I do not remember getting the hemodialysis catheter put in my chest. I just looked down, and I had tubes coming out of the right side of my chest, and a couple extras in my forearms and in my right thigh. When things happen out of my control, I tend to go along with it. So I was in the mindset of do what you have to do to get through. But even then, it was like getting slapped by a buick. I was stunned.

It wasn’t until hours later, when I was in the hospital room, that all the discussions with the doctors started to really sink in. My kidneys were dead, and my life was dialysis to stay alive. I panicked pretty bad, and got really depressed. What was I going to do for work? Could I work on my car anymore? What is my life going to be like now? I was in the hospital for 2 weeks, while they tried to get a handle on the infection. They even thought it was cancer, I had a lovely and very painful bone marrow biopsy done. Came out ok.

To be totally honest, I enjoyed the hospital stay. No stress of work or home, got to lay in bed and sleep all day, food was brought to me. I eventually was able to eat some of it too. I was stunned that I had no energy. I could barely stand up. I basically had to build up the strength and energy to walk. That really knocked me for a loop. I got healthy enough that they sent me home. After the second day, I started vomiting and shivering again, so I went to the emergency room. The infection returned with a vengeance, and put me back in the hospital for a couple of days. New super antibiotic, and I started feeling better.

I now go to a dialysis clinic. It was 3 times a week for 4 hrs a time, but has been cut to 2 times a week, for 3 hrs. It’s not bad. Nice, friendly people there. You sit in a recliner, and they connect a couple of tubes from a machine about the size of a filing cabinet to the tubes coming out of my chest. Then you lay back, and watch TV. I bring a laptop and read some internet and then nap. It doesn’t hurt or anything, but I sometimes feel some weird random light cramps. Considering my blood is being pumped out, cleaned, and pumped back in, i’m ok with it.

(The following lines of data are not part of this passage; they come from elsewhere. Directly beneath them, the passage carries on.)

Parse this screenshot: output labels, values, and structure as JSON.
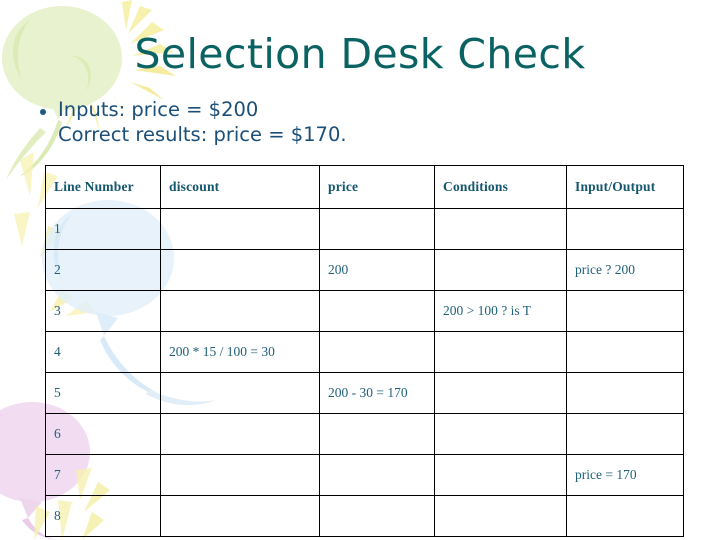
{
  "slide": {
    "title": "Selection Desk Check",
    "bullet": {
      "line1": "Inputs: price = $200",
      "line2": "Correct results: price = $170."
    }
  },
  "colors": {
    "title": "#0b6262",
    "body_text": "#1b4f77",
    "table_header_text": "#14566d",
    "table_cell_text": "#1f5f7a",
    "table_border": "#000000",
    "background": "#ffffff",
    "decor_green": "#e4f0c9",
    "decor_yellow": "#f7f0a8",
    "decor_blue": "#dcecf8",
    "decor_pink": "#f0daf0"
  },
  "table": {
    "headers": [
      "Line Number",
      "discount",
      "price",
      "Conditions",
      "Input/Output"
    ],
    "rows": [
      {
        "line": "1",
        "discount": "",
        "price": "",
        "conditions": "",
        "io": ""
      },
      {
        "line": "2",
        "discount": "",
        "price": "200",
        "conditions": "",
        "io": "price ? 200"
      },
      {
        "line": "3",
        "discount": "",
        "price": "",
        "conditions": "200 > 100 ? is T",
        "io": ""
      },
      {
        "line": "4",
        "discount": "200 * 15 / 100 = 30",
        "price": "",
        "conditions": "",
        "io": ""
      },
      {
        "line": "5",
        "discount": "",
        "price": "200 - 30 = 170",
        "conditions": "",
        "io": ""
      },
      {
        "line": "6",
        "discount": "",
        "price": "",
        "conditions": "",
        "io": ""
      },
      {
        "line": "7",
        "discount": "",
        "price": "",
        "conditions": "",
        "io": "price = 170"
      },
      {
        "line": "8",
        "discount": "",
        "price": "",
        "conditions": "",
        "io": ""
      }
    ]
  },
  "decor": {
    "balloon_green": "balloon-green-shape",
    "balloon_blue": "balloon-blue-shape",
    "balloon_pink": "balloon-pink-shape",
    "starburst": "starburst-rays-shape"
  }
}
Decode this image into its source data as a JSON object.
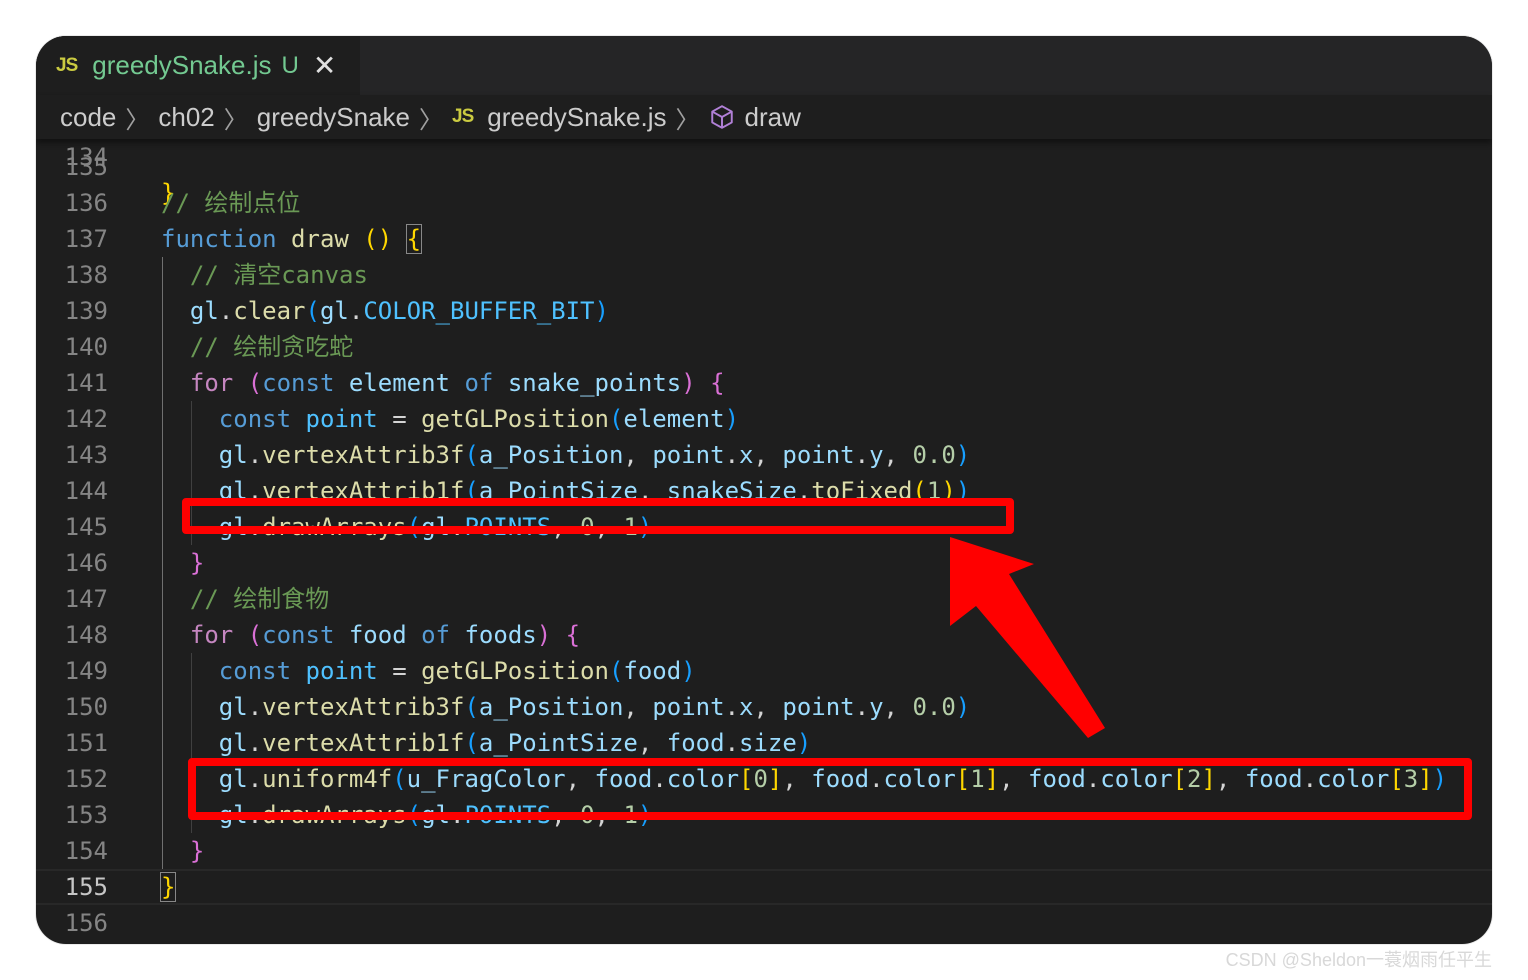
{
  "tab": {
    "icon": "JS",
    "filename": "greedySnake.js",
    "status": "U",
    "close_glyph": "✕"
  },
  "breadcrumb": {
    "segments": [
      "code",
      "ch02",
      "greedySnake"
    ],
    "file_icon": "JS",
    "file": "greedySnake.js",
    "symbol_icon": "cube-icon",
    "symbol": "draw",
    "separator": "〉"
  },
  "editor": {
    "current_line": "155",
    "lines": [
      {
        "n": "135"
      },
      {
        "n": "136"
      },
      {
        "n": "137"
      },
      {
        "n": "138"
      },
      {
        "n": "139"
      },
      {
        "n": "140"
      },
      {
        "n": "141"
      },
      {
        "n": "142"
      },
      {
        "n": "143"
      },
      {
        "n": "144"
      },
      {
        "n": "145"
      },
      {
        "n": "146"
      },
      {
        "n": "147"
      },
      {
        "n": "148"
      },
      {
        "n": "149"
      },
      {
        "n": "150"
      },
      {
        "n": "151"
      },
      {
        "n": "152"
      },
      {
        "n": "153"
      },
      {
        "n": "154"
      },
      {
        "n": "155"
      },
      {
        "n": "156"
      }
    ],
    "tokens": {
      "l136": [
        "// 绘制点位"
      ],
      "l137": [
        "function",
        " ",
        "draw",
        " ",
        "()",
        " ",
        "{"
      ],
      "l138": [
        "// 清空canvas"
      ],
      "l139": [
        "gl",
        ".",
        "clear",
        "(",
        "gl",
        ".",
        "COLOR_BUFFER_BIT",
        ")"
      ],
      "l140": [
        "// 绘制贪吃蛇"
      ],
      "l141": [
        "for",
        " ",
        "(",
        "const",
        " ",
        "element",
        " ",
        "of",
        " ",
        "snake_points",
        ")",
        " ",
        "{"
      ],
      "l142": [
        "const",
        " ",
        "point",
        " = ",
        "getGLPosition",
        "(",
        "element",
        ")"
      ],
      "l143": [
        "gl",
        ".",
        "vertexAttrib3f",
        "(",
        "a_Position",
        ", ",
        "point",
        ".",
        "x",
        ", ",
        "point",
        ".",
        "y",
        ", ",
        "0.0",
        ")"
      ],
      "l144": [
        "gl",
        ".",
        "vertexAttrib1f",
        "(",
        "a_PointSize",
        ", ",
        "snakeSize",
        ".",
        "toFixed",
        "(",
        "1",
        ")",
        ")"
      ],
      "l145": [
        "gl",
        ".",
        "drawArrays",
        "(",
        "gl",
        ".",
        "POINTS",
        ", ",
        "0",
        ", ",
        "1",
        ")"
      ],
      "l146": [
        "}"
      ],
      "l147": [
        "// 绘制食物"
      ],
      "l148": [
        "for",
        " ",
        "(",
        "const",
        " ",
        "food",
        " ",
        "of",
        " ",
        "foods",
        ")",
        " ",
        "{"
      ],
      "l149": [
        "const",
        " ",
        "point",
        " = ",
        "getGLPosition",
        "(",
        "food",
        ")"
      ],
      "l150": [
        "gl",
        ".",
        "vertexAttrib3f",
        "(",
        "a_Position",
        ", ",
        "point",
        ".",
        "x",
        ", ",
        "point",
        ".",
        "y",
        ", ",
        "0.0",
        ")"
      ],
      "l151": [
        "gl",
        ".",
        "vertexAttrib1f",
        "(",
        "a_PointSize",
        ", ",
        "food",
        ".",
        "size",
        ")"
      ],
      "l152": [
        "gl",
        ".",
        "uniform4f",
        "(",
        "u_FragColor",
        ", ",
        "food",
        ".",
        "color",
        "[",
        "0",
        "]",
        ", ",
        "food",
        ".",
        "color",
        "[",
        "1",
        "]",
        ", ",
        "food",
        ".",
        "color",
        "[",
        "2",
        "]",
        ", ",
        "food",
        ".",
        "color",
        "[",
        "3",
        "]",
        ")"
      ],
      "l153": [
        "gl",
        ".",
        "drawArrays",
        "(",
        "gl",
        ".",
        "POINTS",
        ", ",
        "0",
        ", ",
        "1",
        ")"
      ],
      "l154": [
        "}"
      ],
      "l155": [
        "}"
      ]
    }
  },
  "watermark": "CSDN @Sheldon一蓑烟雨任平生",
  "colors": {
    "annotation": "#ff0000",
    "tab_modified": "#73c991",
    "js_icon": "#cbcb41"
  }
}
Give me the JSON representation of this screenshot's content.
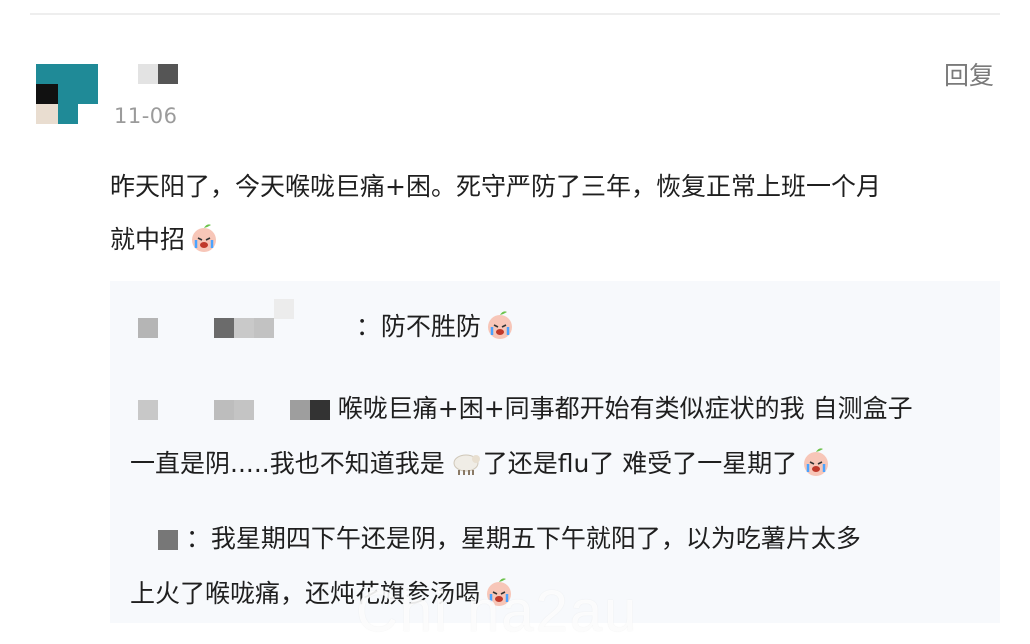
{
  "comment": {
    "date": "11-06",
    "reply_label": "回复",
    "text_line1": "昨天阳了，今天喉咙巨痛+困。死守严防了三年，恢复正常上班一个月",
    "text_line2": "就中招"
  },
  "replies": [
    {
      "text": "：防不胜防"
    },
    {
      "text_line1": "喉咙巨痛+困+同事都开始有类似症状的我 自测盒子",
      "text_line2a": "一直是阴.....我也不知道我是",
      "text_line2b": "了还是flu了 难受了一星期了"
    },
    {
      "text_line1": "：我星期四下午还是阴，星期五下午就阳了，以为吃薯片太多",
      "text_line2": "上火了喉咙痛，还炖花旗参汤喝"
    }
  ],
  "watermark": "Chi na2au",
  "icons": {
    "cry": "crying-face-icon",
    "sheep": "sheep-icon"
  }
}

My time was cut back, because my kidneys started working again. I’m currently at 30%, and if they continue to improve, I won’t need dialysis again. I’m what’s called “acute failure”, meaning my kidneys didn’t fail from genetic problems, or over use or abuse, but from an outside cause… an infection. I’m one of the very,very lucky few. I suspect they’ll fail eventually because of diabetes, but hopefully in the far future.

To be honest, this whole experience radically changed me. I smell and taste things differently now. I eat healthy and love it. I now have a desire to take care of my health, and I lost a lot of fears about the future and getting older. I faced a lot of things I was running from. I was terrified of dialysis, but I learned to accept it, and now i’m extremely grateful for it. It’s a wonderful, incredible technology that can literally save your life.